Ozone is a vital element in Earth’s atmosphere that helps protect us from harmful solar radiation. But have you ever wondered which gas in Earth’s atmosphere forms ozone? In this comprehensive guide, we will explore the key gas responsible for ozone formation, its importance, and the processes involved. Let’s dive in!
What is Ozone?
Ozone, often referred to as O3, is a molecule composed of three oxygen atoms. It is a pale blue gas that plays a crucial role in the Earth’s atmosphere. Ozone exists in different layers of the atmosphere, with the majority found in the stratosphere, located between 10 and 50 kilometers above Earth’s surface.
The Importance of Ozone
Ozone serves as a shield that protects the Earth from harmful ultraviolet (UV) radiation emitted by the Sun. The ozone layer absorbs most of the Sun’s harmful UV-B and UV-C rays, preventing them from reaching the Earth’s surface. Without this protective layer, life on Earth would be exposed to increased levels of UV radiation, leading to a higher risk of skin cancer, cataracts, and other health issues.
Which Gas Forms Ozone?
The gas responsible for forming ozone in the Earth’s atmosphere is oxygen (O2). Oxygen molecules (O2) are essential for the production of ozone through a series of complex chemical reactions involving sunlight and other atmospheric components.
The Process of Ozone Formation
The formation of ozone in the Earth’s atmosphere primarily occurs in the stratosphere through a process known as the ozone-oxygen cycle. This cycle involves three key steps:
- Oxygen Atom Formation: Ultraviolet (UV) radiation from the Sun breaks apart oxygen molecules (O2) into individual oxygen atoms (O).
- Ozone Formation: Oxygen atoms (O) combine with oxygen molecules (O2) to form ozone (O3).
- Ozone Breakdown: Ozone molecules absorb UV radiation, leading to the release of oxygen atoms and oxygen molecules, restarting the cycle.
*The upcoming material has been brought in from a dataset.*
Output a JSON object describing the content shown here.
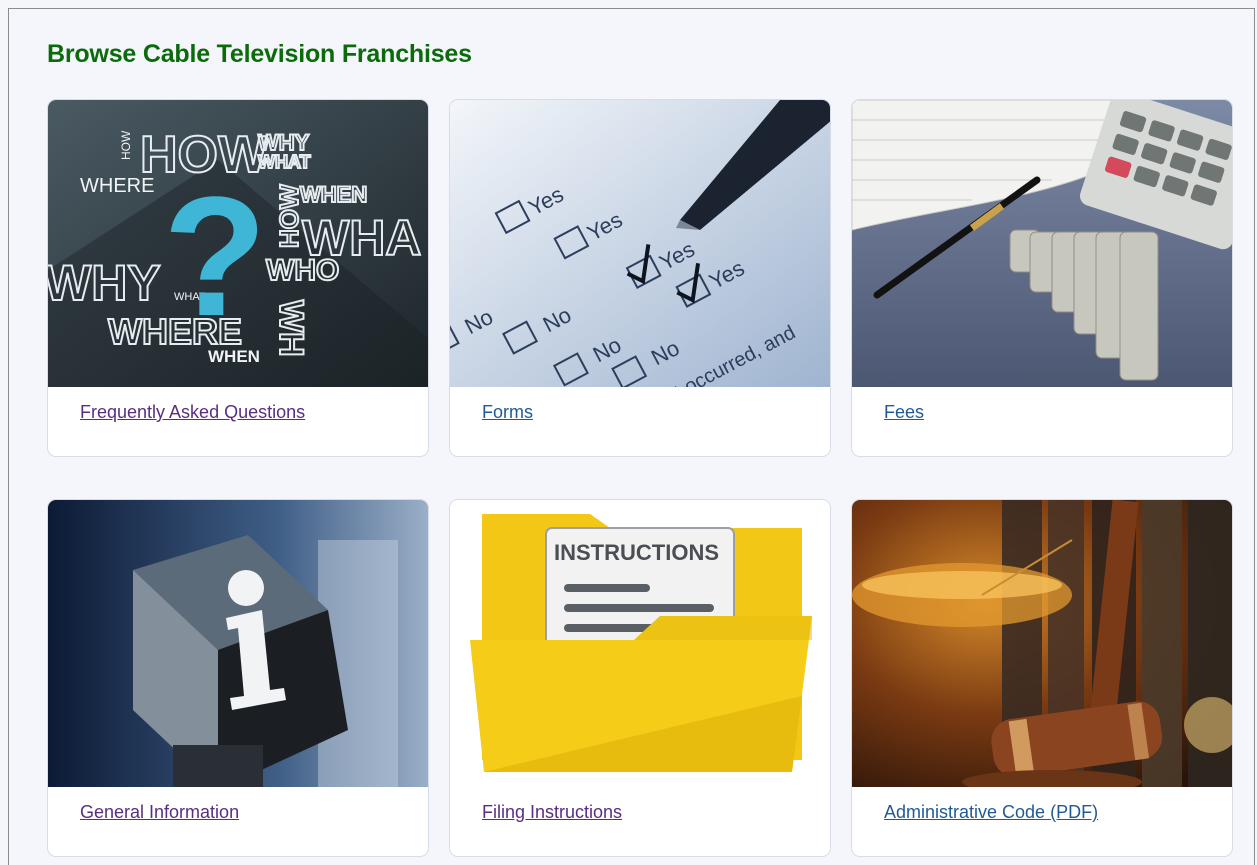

Factors Affecting Ozone Formation
Several factors can influence the production and depletion of ozone in the Earth’s atmosphere. Some of the key factors include:
- Solar Radiation: The intensity of UV radiation from the Sun plays a significant role in ozone formation.
- Atmospheric Composition: The presence of other gases, such as nitrogen oxides and chlorofluorocarbons (CFCs), can impact ozone levels.
- Temperature: Stratospheric temperature conditions can affect the speed of ozone formation reactions.
Impact of Human Activities on Ozone
Human activities, particularly the use of chlorofluorocarbons (CFCs) and other ozone-depleting substances, have had a significant impact on the ozone layer. CFCs were commonly used in refrigerants, aerosol sprays, and foam insulation, but their release into the atmosphere led to the destruction of ozone molecules.
As a result, an ozone hole formed over Antarctica, exposing the region to increased levels of UV radiation. The international community has taken steps to address this issue through the implementation of the Montreal Protocol, which aims to phase out the use of ozone-depleting substances.
Protecting the Ozone Layer
Preserving the ozone layer is crucial for the well-being of our planet and its inhabitants. By reducing the emissions of ozone-depleting substances and promoting sustainable practices, we can help protect and restore the ozone layer for future generations.
In conclusion, oxygen (O2) is the key gas in Earth’s atmosphere that forms ozone (O3) through a series of chemical reactions involving sunlight. Ozone plays a vital role in protecting the Earth from harmful UV radiation, and it is essential for maintaining a healthy environment. By understanding the processes involved in ozone formation and taking steps to mitigate human impacts, we can ensure the longevity of the ozone layer for years to come.